Brown Rat

The brown rat (Rattus norvegicus) is thought to have been introduced into the UK amongst goods imported during the 18th century from eastern Russia or China and has since spread rapidly across the whole country.

They have drab, shaggy grey-brown fur and a long scaly tail, which is nearly as long as their head and body combined. They live in large colonies and the most powerful, aggressive males choose the best territories, nearest to their food source. They identify each other by smell and will fight off rival packs or their members. They are creatures of habit and tend to use the same passageways to get from one place to another, leaving clear signs of their passage, hence the phrase ‘rat run’. They are highly intelligent and adaptable creatures and can swim and climb with great agility, so if a population grows to pest proportions, they can be very difficult to eradicate. They are typically associated with farms, rubbish tips, sewers, urban waterways and warehouses but they will also live in hedgerows and cereal crops. They are commonly found in compost heaps, under garden sheds and wherever poultry or wildfowl are kept. They dig burrows in banks, leaving heaps of earth nearby. They are very common and are widely distributed throughout the UK’s towns and countryside where they thrive alongside man.

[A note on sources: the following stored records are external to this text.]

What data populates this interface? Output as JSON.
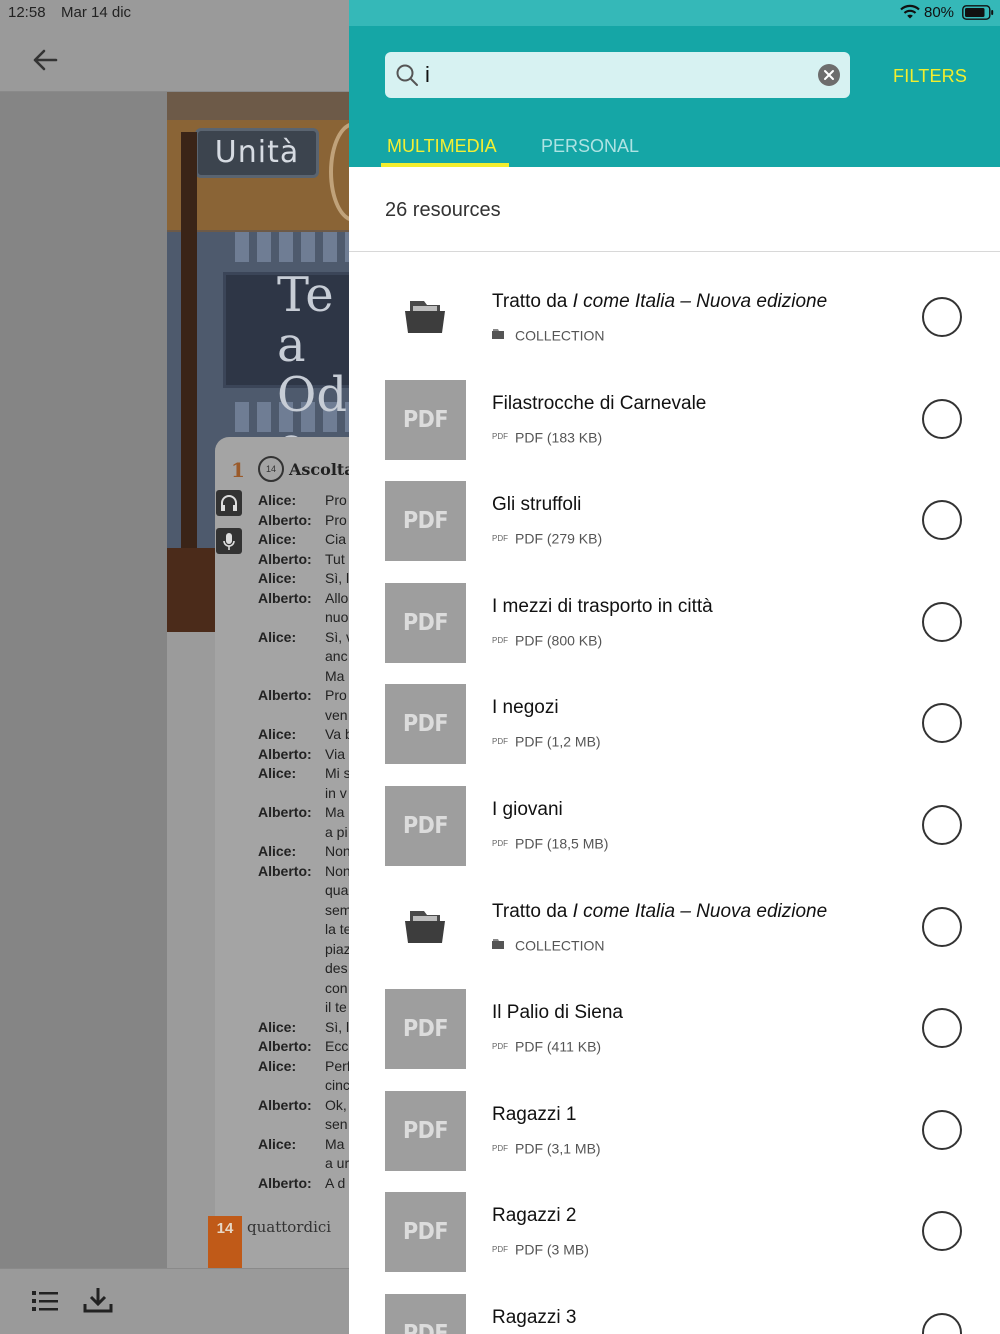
{
  "status": {
    "time": "12:58",
    "date": "Mar 14 dic",
    "battery_pct": "80%"
  },
  "book_page": {
    "unit_label": "Unità",
    "sign_text": "Tea Ode",
    "exercise_number": "1",
    "audio_track": "14",
    "exercise_title": "Ascolta e",
    "dialogue": [
      {
        "speaker": "Alice:",
        "line": "Pro"
      },
      {
        "speaker": "Alberto:",
        "line": "Pro"
      },
      {
        "speaker": "Alice:",
        "line": "Cia"
      },
      {
        "speaker": "Alberto:",
        "line": "Tut"
      },
      {
        "speaker": "Alice:",
        "line": "Sì, l"
      },
      {
        "speaker": "Alberto:",
        "line": "Allo"
      },
      {
        "speaker": "",
        "line": "nuo"
      },
      {
        "speaker": "Alice:",
        "line": "Sì, v"
      },
      {
        "speaker": "",
        "line": "anc"
      },
      {
        "speaker": "",
        "line": "Ma"
      },
      {
        "speaker": "Alberto:",
        "line": "Pro"
      },
      {
        "speaker": "",
        "line": "ven"
      },
      {
        "speaker": "Alice:",
        "line": "Va b"
      },
      {
        "speaker": "Alberto:",
        "line": "Via"
      },
      {
        "speaker": "Alice:",
        "line": "Mi s"
      },
      {
        "speaker": "",
        "line": "in v"
      },
      {
        "speaker": "Alberto:",
        "line": "Ma"
      },
      {
        "speaker": "",
        "line": "a pi"
      },
      {
        "speaker": "Alice:",
        "line": "Non"
      },
      {
        "speaker": "Alberto:",
        "line": "Non"
      },
      {
        "speaker": "",
        "line": "qua"
      },
      {
        "speaker": "",
        "line": "sem"
      },
      {
        "speaker": "",
        "line": "la te"
      },
      {
        "speaker": "",
        "line": "piaz"
      },
      {
        "speaker": "",
        "line": "des"
      },
      {
        "speaker": "",
        "line": "con"
      },
      {
        "speaker": "",
        "line": "il te"
      },
      {
        "speaker": "Alice:",
        "line": "Sì, l"
      },
      {
        "speaker": "Alberto:",
        "line": "Ecc"
      },
      {
        "speaker": "Alice:",
        "line": "Perf"
      },
      {
        "speaker": "",
        "line": "cinc"
      },
      {
        "speaker": "Alberto:",
        "line": "Ok,"
      },
      {
        "speaker": "",
        "line": "sen"
      },
      {
        "speaker": "Alice:",
        "line": "Ma"
      },
      {
        "speaker": "",
        "line": "a ur"
      },
      {
        "speaker": "Alberto:",
        "line": "A d"
      }
    ],
    "page_number": "14",
    "page_word": "quattordici"
  },
  "panel": {
    "search": {
      "value": "i"
    },
    "filters_label": "FILTERS",
    "tabs": [
      {
        "label": "MULTIMEDIA",
        "active": true
      },
      {
        "label": "PERSONAL",
        "active": false
      }
    ],
    "count_label": "26 resources",
    "colors": {
      "header": "#15a6a6",
      "accent": "#f2ee2e"
    },
    "items": [
      {
        "kind": "collection",
        "title_prefix": "Tratto da ",
        "title_italic": "I come Italia – Nuova edizione",
        "meta": "COLLECTION",
        "meta_icon": "folder-icon"
      },
      {
        "kind": "pdf",
        "thumb_label": "PDF",
        "title": "Filastrocche di Carnevale",
        "meta_icon_text": "PDF",
        "meta": "PDF (183 KB)"
      },
      {
        "kind": "pdf",
        "thumb_label": "PDF",
        "title": "Gli struffoli",
        "meta_icon_text": "PDF",
        "meta": "PDF (279 KB)"
      },
      {
        "kind": "pdf",
        "thumb_label": "PDF",
        "title": "I mezzi di trasporto in città",
        "meta_icon_text": "PDF",
        "meta": "PDF (800 KB)"
      },
      {
        "kind": "pdf",
        "thumb_label": "PDF",
        "title": "I negozi",
        "meta_icon_text": "PDF",
        "meta": "PDF (1,2 MB)"
      },
      {
        "kind": "pdf",
        "thumb_label": "PDF",
        "title": "I giovani",
        "meta_icon_text": "PDF",
        "meta": "PDF (18,5 MB)"
      },
      {
        "kind": "collection",
        "title_prefix": "Tratto da ",
        "title_italic": "I come Italia – Nuova edizione",
        "meta": "COLLECTION",
        "meta_icon": "folder-icon"
      },
      {
        "kind": "pdf",
        "thumb_label": "PDF",
        "title": "Il Palio di Siena",
        "meta_icon_text": "PDF",
        "meta": "PDF (411 KB)"
      },
      {
        "kind": "pdf",
        "thumb_label": "PDF",
        "title": "Ragazzi 1",
        "meta_icon_text": "PDF",
        "meta": "PDF (3,1 MB)"
      },
      {
        "kind": "pdf",
        "thumb_label": "PDF",
        "title": "Ragazzi 2",
        "meta_icon_text": "PDF",
        "meta": "PDF (3 MB)"
      },
      {
        "kind": "pdf",
        "thumb_label": "PDF",
        "title": "Ragazzi 3",
        "meta_icon_text": "",
        "meta": ""
      }
    ]
  }
}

They breed throughout the year and females can have up to 5 litters per year. Six to eleven blind, helpless young are born per litter and become independent within just three weeks. Young brown rats are grey and are often confused with adult mice. They are omnivorous and will eat almost anything from grain, fruit, eggs, young poultry and animal fat, to whatever they find in rubbish tips and refuse areas. They will even eat soap and candle wax. A cereal diet with some animal matter is preferred. Food is not stored but is often taken to a safe place to be eaten. It is claimed that as much as 20% of the world’s food supply is either destroyed or eaten by rats.

Brown rats are capable of carrying and transmitting a number of diseases to both livestock and humans including Salmonellosis, Tuberculosis, Cryptosporidiosis, Escherichia coli, Leptospirosis (Weil’s disease), Lymphatic choriomeningitis, Murine typhus and Foot-and-mouth disease. Parasites carried by rats include nematodes, mites, tapeworms, fleas and ticks. Cats, foxes and birds of prey hunt very young rats but the adults are often too fierce for predators to catch. Rats are often killed on the roads by cars and are regularly poisoned by man due to their serious pest status.